Gambia Government and Politics
Two members of the Armed Forces Provisional Council were arrested in January 1995 and charged with trying to restore power to civilians. In March, Jammeh also arrested the former Attorney General and State Attorney for promoting a return to civilian rule. In November, the military junta expanded the powers of the security forces. Also see AbbreviationFinder for abbreviation of GA and its meanings of Gambia.
The military government declared it would hold parliamentary and presidential elections in June 1996. Still, the discharge was abandoned. Following a referendum in August, a new constitution was adopted. Jammeh characterized this step as the first step on the road to the re-establishment of civil political life. Until then, he had been chief of the Armed Forces Military Government, and in September he was elected as the country’s 2nd elected president.
In August 1997, the government lifted the last restrictions on political life that had been in effect since the military coup in 1994. In March 1998, Jammeh reduced the number of members in its cabinet. At the same time, the country was elected as a non-permanent member of the UN Security Council.

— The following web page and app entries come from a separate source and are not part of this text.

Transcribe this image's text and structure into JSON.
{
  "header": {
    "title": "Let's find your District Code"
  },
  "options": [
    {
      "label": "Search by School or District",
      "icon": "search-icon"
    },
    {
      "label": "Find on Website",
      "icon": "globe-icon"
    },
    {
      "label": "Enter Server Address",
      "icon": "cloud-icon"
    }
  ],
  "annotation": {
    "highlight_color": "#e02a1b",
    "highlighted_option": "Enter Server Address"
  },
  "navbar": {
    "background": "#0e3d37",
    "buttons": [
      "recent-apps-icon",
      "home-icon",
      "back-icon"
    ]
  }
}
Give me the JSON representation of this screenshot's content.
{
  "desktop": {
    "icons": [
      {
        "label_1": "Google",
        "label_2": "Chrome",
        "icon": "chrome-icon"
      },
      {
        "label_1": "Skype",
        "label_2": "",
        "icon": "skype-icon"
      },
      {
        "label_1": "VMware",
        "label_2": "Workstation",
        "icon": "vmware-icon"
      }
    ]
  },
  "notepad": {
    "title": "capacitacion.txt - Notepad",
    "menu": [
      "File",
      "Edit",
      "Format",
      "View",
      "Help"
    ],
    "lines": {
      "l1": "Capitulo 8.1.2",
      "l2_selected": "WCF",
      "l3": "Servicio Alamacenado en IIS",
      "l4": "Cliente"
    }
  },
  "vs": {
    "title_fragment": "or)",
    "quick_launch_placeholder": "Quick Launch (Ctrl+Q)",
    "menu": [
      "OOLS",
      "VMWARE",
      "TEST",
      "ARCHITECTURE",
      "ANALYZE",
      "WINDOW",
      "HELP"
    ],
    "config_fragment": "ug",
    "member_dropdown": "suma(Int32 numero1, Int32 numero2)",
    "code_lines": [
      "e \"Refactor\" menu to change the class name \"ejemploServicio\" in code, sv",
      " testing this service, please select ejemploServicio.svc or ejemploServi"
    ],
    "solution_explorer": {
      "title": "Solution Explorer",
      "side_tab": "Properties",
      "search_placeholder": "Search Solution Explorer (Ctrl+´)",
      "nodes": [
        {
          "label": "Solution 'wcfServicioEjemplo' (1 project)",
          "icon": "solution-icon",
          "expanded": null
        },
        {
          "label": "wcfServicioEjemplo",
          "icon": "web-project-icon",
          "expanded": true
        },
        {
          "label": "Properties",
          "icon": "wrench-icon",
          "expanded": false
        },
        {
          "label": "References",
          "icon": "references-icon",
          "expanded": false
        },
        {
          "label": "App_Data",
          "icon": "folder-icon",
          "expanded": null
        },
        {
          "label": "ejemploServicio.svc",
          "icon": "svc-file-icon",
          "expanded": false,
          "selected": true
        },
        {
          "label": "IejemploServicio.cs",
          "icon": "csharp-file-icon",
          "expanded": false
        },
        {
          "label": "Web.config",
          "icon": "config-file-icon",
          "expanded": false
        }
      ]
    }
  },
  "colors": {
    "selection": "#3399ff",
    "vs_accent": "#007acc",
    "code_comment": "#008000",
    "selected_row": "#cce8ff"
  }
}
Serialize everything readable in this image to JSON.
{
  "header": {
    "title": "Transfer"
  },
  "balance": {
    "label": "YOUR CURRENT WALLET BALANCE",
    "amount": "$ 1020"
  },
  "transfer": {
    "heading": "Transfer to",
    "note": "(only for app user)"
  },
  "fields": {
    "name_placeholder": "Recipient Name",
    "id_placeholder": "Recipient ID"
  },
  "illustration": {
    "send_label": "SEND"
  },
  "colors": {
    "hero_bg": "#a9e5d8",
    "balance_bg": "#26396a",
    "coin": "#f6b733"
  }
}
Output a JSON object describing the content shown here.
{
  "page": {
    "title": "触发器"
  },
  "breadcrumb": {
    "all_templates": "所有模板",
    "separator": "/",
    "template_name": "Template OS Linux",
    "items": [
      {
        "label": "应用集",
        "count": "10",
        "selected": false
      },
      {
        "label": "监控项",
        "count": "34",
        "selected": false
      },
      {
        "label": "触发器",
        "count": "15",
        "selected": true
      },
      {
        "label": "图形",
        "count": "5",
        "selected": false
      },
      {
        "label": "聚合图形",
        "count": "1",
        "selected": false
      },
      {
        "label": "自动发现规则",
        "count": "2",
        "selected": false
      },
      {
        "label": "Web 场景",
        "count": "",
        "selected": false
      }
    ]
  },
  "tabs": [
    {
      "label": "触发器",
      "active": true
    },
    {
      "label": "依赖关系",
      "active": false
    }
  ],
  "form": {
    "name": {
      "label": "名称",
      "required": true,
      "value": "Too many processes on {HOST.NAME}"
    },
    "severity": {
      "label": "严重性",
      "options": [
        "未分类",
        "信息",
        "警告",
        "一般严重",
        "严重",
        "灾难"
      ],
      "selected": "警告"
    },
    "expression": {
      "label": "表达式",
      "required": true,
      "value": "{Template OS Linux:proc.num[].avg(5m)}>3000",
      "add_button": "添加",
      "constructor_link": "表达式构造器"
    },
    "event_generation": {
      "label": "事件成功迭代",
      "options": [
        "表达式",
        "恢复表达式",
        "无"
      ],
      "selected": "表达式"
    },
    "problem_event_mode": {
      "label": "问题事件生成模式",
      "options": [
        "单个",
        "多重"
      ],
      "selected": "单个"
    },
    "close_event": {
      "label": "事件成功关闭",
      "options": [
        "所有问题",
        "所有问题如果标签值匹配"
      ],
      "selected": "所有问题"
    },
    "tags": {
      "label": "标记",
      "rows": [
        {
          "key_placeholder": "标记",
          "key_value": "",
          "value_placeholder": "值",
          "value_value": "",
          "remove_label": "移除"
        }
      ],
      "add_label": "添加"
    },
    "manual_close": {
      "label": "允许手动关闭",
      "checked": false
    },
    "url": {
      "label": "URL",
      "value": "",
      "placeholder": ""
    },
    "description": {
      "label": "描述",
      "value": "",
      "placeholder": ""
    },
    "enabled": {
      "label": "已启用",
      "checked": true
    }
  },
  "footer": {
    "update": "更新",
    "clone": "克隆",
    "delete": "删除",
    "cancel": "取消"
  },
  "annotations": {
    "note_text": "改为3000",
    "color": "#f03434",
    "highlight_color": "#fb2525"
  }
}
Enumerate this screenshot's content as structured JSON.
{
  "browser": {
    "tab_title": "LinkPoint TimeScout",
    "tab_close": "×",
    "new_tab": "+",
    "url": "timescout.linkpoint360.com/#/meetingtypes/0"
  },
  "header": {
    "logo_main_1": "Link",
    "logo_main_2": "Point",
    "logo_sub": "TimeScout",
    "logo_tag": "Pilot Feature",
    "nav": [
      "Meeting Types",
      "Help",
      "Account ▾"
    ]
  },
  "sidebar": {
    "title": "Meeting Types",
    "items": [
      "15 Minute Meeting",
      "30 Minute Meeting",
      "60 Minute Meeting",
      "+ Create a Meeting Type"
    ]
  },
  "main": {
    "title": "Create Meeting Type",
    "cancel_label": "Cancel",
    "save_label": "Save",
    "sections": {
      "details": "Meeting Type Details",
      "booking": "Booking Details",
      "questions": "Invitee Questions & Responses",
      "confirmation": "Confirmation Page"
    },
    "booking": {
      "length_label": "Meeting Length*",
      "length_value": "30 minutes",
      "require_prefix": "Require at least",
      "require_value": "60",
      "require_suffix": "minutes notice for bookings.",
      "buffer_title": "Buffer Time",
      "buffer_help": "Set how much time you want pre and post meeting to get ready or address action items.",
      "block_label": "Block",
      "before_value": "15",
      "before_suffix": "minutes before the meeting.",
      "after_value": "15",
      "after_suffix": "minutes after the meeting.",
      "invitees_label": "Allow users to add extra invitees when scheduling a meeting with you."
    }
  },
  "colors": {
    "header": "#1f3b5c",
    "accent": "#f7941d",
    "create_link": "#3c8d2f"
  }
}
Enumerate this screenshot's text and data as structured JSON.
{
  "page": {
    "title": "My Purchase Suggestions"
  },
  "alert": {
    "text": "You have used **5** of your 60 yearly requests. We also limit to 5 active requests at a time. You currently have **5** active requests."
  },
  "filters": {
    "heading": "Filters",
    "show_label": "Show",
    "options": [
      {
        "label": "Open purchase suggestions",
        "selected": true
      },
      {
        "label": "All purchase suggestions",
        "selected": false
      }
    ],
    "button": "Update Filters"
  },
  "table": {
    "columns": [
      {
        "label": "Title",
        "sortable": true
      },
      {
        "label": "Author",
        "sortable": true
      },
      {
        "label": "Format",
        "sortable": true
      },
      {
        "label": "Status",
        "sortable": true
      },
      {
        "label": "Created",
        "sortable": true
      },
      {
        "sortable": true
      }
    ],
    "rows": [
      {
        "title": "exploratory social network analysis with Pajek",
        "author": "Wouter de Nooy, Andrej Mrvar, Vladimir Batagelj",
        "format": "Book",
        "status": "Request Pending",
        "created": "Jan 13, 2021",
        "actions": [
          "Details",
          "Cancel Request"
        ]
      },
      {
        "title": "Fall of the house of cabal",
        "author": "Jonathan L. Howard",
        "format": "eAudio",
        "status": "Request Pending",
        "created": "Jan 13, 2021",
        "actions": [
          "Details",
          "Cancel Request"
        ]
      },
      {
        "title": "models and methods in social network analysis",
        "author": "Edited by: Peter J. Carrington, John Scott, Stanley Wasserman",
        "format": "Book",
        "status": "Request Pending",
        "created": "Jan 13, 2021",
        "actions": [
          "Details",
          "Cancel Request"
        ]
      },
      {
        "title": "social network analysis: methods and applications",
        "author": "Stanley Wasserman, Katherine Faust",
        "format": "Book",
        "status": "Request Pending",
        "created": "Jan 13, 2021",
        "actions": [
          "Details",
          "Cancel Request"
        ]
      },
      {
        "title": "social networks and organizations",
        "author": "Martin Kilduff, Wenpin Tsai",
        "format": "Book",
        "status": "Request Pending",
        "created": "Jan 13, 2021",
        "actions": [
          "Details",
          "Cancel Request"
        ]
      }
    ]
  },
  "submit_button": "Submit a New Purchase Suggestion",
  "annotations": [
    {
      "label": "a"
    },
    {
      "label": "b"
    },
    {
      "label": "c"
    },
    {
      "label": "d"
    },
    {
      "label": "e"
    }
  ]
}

According to AllCityCodes.com, the detention of Muslim leaders became more frequent throughout 1998. In August, Jammeh traveled to Mauritania for a meeting with President Moaouia Ould Sidi Mohammed Taya, to “find a solution to the conflict that had ravaged Guinea-Bissau for two months.”
In May 1999, opposition politician Ousainou accused Darboe of the UDP, the government of arresting party members and of maintaining a “false” democracy. On June 9, Jammeh accused Western donor countries of condoning their assistance in respecting human rights and democracy. A few days later, leaders from Casamance, Senegal in Gambia met to work out a joint strategy for Senegal peace talks.
On September 25, at the UN General Assembly, Jammeh accused the World Organization of its “slowness and lack of accountability for the conflicts that ravaged Africa”. A month later, the Press Union criticized a new “government move to regulate freedom of the press”. The government wanted annual reviews on the editorial boards, and at the same time the Minister of Information threatened the press to withdraw its permits. In January 2000, security forces thwarted a “coup attempt” and detained two officers – the rebel’s alleged backmen.
Together with 44 other countries – predominantly African – the Gambia lost the right to vote in the UN General Assembly on February 2, 2000 – ‘ lack of payments to the World Organization ».
The Association of Sahel-Saharan States (Comessa) met in Chad on February 5, taking on Gambia, Senegal and Djibouti as new members of the organization. The 11 member states agreed “not to intervene in the internal affairs of other member states, not to make territory available to opponents of another member state, and not to support resistance forces in some of the other member states”.
On April 11, students and police clashed in the streets of Banjul, condemning the students “to face illegal detention.” Six people were killed during the clashes and the police were put on the highest alert. The International Red Cross condemned that one of their staff members had been shot despite being clearly identifiable.